This little jewel near Fisherman’s Wharf in San Francisco is closed during the government shutdown. The park is near the end of the Hyde Street streetcar line and offers a stroll along the Hyde Street pier filled with historic ships. Along with craft on the pier, the San Francisco Maritime National Historical Park has museums, visitor and research centers on the shore.
The first ship is an 1895, three-masted schooner designed to carry lumber along the Pacific Coast. You can look on to the city, or look up and imagine yourself at sea.
The massive 1907 steam tug Hercules towed ships around South America, through the Panama Canal and helped build the navy base at Pearl Harbor.

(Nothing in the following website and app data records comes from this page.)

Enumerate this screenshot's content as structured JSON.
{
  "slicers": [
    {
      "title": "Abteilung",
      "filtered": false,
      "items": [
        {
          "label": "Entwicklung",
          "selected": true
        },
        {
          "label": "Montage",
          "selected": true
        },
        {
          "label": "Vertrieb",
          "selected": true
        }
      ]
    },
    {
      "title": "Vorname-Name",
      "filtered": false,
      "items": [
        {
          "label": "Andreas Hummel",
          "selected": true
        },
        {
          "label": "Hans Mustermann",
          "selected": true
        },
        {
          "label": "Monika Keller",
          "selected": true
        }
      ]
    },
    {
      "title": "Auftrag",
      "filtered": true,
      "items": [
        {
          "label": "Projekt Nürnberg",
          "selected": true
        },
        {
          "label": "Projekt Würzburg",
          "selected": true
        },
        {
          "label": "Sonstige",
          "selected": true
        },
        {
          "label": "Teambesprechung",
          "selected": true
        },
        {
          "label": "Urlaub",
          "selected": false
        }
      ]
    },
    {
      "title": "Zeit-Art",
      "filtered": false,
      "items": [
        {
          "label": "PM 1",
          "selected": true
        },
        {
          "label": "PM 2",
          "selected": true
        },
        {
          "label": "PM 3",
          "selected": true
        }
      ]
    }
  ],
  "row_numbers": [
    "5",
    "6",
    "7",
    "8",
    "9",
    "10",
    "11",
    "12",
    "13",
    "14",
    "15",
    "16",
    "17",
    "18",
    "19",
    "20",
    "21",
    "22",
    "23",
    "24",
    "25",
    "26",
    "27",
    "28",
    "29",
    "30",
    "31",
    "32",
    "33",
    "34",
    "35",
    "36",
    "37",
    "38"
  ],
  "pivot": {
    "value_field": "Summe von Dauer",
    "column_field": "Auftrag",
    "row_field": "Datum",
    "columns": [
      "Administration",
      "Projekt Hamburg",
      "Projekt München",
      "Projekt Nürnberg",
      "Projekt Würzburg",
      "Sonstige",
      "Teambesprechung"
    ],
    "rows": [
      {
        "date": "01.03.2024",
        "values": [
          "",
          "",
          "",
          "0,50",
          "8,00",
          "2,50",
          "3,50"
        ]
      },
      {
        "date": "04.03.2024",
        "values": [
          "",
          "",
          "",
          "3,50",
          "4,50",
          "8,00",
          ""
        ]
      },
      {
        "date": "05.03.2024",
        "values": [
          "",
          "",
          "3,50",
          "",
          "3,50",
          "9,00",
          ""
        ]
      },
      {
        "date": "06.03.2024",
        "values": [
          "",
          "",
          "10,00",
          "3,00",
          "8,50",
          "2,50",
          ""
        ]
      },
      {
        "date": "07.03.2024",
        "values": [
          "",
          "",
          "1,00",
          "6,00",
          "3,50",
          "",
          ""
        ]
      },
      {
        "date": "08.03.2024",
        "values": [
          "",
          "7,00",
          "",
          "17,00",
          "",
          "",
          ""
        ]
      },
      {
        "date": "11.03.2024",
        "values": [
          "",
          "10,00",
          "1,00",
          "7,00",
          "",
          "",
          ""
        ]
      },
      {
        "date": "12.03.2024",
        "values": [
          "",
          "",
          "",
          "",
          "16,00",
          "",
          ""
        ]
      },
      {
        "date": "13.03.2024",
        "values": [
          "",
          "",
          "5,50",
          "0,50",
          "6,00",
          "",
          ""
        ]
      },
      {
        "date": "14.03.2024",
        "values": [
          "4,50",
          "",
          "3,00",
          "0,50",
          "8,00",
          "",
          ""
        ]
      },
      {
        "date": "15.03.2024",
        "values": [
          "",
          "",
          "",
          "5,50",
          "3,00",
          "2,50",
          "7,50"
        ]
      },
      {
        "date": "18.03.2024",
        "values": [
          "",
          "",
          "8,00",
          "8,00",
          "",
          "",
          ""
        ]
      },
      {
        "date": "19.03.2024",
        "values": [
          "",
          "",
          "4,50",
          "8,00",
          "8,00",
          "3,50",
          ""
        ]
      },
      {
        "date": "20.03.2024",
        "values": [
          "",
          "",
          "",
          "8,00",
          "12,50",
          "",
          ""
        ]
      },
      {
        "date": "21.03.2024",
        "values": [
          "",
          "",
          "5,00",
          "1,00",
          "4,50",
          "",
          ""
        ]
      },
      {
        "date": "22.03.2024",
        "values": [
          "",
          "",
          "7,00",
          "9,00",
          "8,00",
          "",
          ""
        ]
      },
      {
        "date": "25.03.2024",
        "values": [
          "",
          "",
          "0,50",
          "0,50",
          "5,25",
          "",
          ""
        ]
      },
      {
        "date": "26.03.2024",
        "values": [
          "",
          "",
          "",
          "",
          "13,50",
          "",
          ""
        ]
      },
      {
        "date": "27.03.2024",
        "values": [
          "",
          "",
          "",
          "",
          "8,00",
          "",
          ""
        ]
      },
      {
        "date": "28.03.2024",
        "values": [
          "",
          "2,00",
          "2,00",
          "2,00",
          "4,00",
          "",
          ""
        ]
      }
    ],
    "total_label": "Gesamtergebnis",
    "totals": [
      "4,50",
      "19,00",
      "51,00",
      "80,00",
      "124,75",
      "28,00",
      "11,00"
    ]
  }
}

Though there are many other ships along the pier, the last I’ll mention is the 1890 steam ferryboat, the Eureka. Before the Golden Gate bridge, which you can see to the left of the Eureka in the image below, this side-wheel paddle-boat ferried passengers and vehicles across the bay.
Originally built to carry freight trains across the bay, after WWI it was reconstructed to carry automobiles and passengers. She continued carrying autos until 1941 even after bridges were built across the Bay. Then she went back to moving train cars until she broke down in the middle of the bay in 1957.
The bridge view brings us back to looking at the San Francisco skyline.